(Entries from a dataset of interfaces)
Segment Open
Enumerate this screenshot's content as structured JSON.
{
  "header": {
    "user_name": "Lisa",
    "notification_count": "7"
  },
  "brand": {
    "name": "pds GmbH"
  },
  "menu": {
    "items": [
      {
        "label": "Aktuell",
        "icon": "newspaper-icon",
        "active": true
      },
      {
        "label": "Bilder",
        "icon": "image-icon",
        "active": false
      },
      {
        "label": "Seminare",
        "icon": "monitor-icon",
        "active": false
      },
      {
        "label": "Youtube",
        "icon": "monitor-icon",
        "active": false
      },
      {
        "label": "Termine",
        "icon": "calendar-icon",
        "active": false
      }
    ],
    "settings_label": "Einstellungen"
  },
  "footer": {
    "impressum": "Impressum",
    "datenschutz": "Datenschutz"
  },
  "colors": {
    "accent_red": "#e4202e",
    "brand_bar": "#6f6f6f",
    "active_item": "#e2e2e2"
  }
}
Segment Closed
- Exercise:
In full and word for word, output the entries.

- Exercise solution:
Enumerate this screenshot's content as structured JSON.
{
  "header": {
    "user_name": "Lisa",
    "notification_count": "7"
  },
  "brand": {
    "name": "pds GmbH"
  },
  "menu": {
    "items": [
      {
        "label": "Aktuell",
        "icon": "newspaper-icon",
        "active": true
      },
      {
        "label": "Bilder",
        "icon": "image-icon",
        "active": false
      },
      {
        "label": "Seminare",
        "icon": "monitor-icon",
        "active": false
      },
      {
        "label": "Youtube",
        "icon": "monitor-icon",
        "active": false
      },
      {
        "label": "Termine",
        "icon": "calendar-icon",
        "active": false
      }
    ],
    "settings_label": "Einstellungen"
  },
  "footer": {
    "impressum": "Impressum",
    "datenschutz": "Datenschutz"
  },
  "colors": {
    "accent_red": "#e4202e",
    "brand_bar": "#6f6f6f",
    "active_item": "#e2e2e2"
  }
}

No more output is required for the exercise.